Many people read the opening verses of the gospel of John and focus on the theology of Jesus as being the second Person of the Trinity, the Word become flesh. And this is certainly important. But in verse 14 of that deeply theological prologue, we find what the incarnation was to be about: the second Person of the Trinity came to bring grace and truth.
There are few things more important to grasp.
As Henry Cloud has written, grace is accepting relationship. Truth is what is real; it describes how things really are. Therefore, truth without grace is just judgment, and grace without truth is just deception.
The opening chapter of John's biography foretells how John would relay the life of Jesus. In its pages are story after story, told nowhere else, of Jesus fleshing out that grace and truth. For example, the woman at the well was met with radical acceptance, yet also confronted with her sexual promiscuity. The woman about to be stoned was protected, but then encouraged to leave her life of sin. Grace and truth, grace and truth…
It was this combination that made Jesus so winsome and compelling. It was because truth and grace were inextricably intertwined that Jesus could thunder a prophetic word and then be invited to an evening keg party by the very people he had confronted earlier in the day.
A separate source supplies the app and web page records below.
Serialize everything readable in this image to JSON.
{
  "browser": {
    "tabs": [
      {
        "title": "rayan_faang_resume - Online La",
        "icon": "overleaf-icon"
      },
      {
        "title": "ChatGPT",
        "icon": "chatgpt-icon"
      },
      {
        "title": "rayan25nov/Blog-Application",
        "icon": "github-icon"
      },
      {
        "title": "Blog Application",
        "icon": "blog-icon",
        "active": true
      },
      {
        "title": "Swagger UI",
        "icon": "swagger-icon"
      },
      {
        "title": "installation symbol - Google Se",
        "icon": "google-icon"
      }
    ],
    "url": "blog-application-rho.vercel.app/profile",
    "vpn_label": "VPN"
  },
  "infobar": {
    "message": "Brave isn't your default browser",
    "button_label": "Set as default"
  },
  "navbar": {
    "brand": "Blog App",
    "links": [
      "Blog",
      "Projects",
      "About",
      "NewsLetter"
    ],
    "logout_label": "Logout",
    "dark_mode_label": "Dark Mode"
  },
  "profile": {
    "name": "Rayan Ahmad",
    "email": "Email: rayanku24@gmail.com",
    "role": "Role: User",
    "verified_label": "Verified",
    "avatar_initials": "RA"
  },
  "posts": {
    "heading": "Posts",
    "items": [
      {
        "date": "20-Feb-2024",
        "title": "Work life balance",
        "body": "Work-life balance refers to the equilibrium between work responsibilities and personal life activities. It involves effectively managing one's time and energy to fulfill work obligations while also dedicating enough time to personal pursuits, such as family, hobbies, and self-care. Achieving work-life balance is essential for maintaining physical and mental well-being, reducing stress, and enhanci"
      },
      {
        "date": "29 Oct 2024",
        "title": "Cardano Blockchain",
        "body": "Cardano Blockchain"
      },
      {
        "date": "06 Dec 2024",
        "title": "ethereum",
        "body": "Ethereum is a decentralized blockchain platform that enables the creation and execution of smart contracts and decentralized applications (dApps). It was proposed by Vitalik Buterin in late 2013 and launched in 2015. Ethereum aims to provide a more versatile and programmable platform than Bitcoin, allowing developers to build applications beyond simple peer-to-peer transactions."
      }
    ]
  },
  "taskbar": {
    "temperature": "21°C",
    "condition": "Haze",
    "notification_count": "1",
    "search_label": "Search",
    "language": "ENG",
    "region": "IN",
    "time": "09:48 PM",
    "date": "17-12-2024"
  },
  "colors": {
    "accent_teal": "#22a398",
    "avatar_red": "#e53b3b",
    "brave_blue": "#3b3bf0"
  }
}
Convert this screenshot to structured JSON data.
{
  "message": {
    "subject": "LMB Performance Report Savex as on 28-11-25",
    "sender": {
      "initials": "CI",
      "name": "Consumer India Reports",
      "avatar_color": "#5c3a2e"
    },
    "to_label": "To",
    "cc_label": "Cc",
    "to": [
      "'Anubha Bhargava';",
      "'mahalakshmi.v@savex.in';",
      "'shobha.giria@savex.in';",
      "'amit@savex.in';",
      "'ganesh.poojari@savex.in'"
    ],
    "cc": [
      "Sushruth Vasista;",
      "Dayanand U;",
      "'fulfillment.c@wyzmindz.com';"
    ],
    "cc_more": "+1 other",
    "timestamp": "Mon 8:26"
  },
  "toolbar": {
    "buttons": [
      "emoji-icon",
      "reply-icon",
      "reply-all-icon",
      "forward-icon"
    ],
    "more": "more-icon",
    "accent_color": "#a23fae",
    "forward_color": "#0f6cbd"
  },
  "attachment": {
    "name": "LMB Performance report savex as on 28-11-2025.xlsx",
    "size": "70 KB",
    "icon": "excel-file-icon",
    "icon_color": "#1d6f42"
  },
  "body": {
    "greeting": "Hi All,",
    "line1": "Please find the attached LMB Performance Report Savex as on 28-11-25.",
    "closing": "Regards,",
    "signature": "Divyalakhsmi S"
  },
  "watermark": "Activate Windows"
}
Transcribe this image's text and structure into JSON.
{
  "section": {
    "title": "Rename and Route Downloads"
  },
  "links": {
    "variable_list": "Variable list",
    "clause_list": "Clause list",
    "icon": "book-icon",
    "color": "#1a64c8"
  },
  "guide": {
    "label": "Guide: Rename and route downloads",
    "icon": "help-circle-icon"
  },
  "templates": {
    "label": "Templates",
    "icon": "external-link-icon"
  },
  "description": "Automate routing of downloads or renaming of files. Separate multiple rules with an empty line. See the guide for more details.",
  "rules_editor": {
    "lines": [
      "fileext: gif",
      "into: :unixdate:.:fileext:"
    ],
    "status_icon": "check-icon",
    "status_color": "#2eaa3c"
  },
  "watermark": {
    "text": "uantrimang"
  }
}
Somehow we've lost this dynamic. We either confront the world with a caustic and even abusive spirit (as in "God hates fags") or we water things down in the hopes of goodwill (as in the embrace of same-sex marriage). Neither will engage a post-Christian world at the point of its deepest need. Again, truth without grace is just condemnation; grace without truth is mere license.
What the world needs is Jesus.
And what Jesus brings is both truth and grace.
"Neither do I condemn you… Go, and sin no more." (John 8:11)
I had a strong reminder of the importance of this early on in my life as a pastor. I was in a series on sexual issues and the final installment was on homosexuality. It was the first time I had ever spoken on the matter to our (then) very young and relatively small church. But even in those days, we had a significant percentage of spiritual explorers in our midst, and I knew of several from the LGTBQ community in attendance.
I prayed and prepped, then prayed some more. I so wanted to extend radical grace and an uncompromised vision of God's dream for human sexuality.
I gave the talk, and after the service was over I noticed a woman waiting to speak with me. I could tell she was waiting for the crowd to thin out enough to speak with me privately. She had four or five cassettes (yes, it was cassettes back then) of that day's talk in her hand that she had purchased from our fledgling resource center.
When she had me to herself, she smiled and said, "Well, I am one of your lesbian fans."
I smiled back and said, "Thanks!"
And then I put my hand on her shoulder and said: "How was today for you? And please, be honest."
She said: "Well, I had a pretty good idea what you were going to say. I just didn't know how you were going to say it."
And then she gave me a big hug and simply said, "Thank you."
Then she walked off, tapes in hand to share with others.
That is a moment I will take to my grave as one of the greatest Kingdom victories God has ever allowed me to experience, and it whet my appetite for a lifetime spent pursuing both grace and truth with every fiber of my being.
I don't always pull it off.
But it's worth every hug from a lesbian fan to keep trying.
James Emery White
Henry Cloud, Changes That Heal.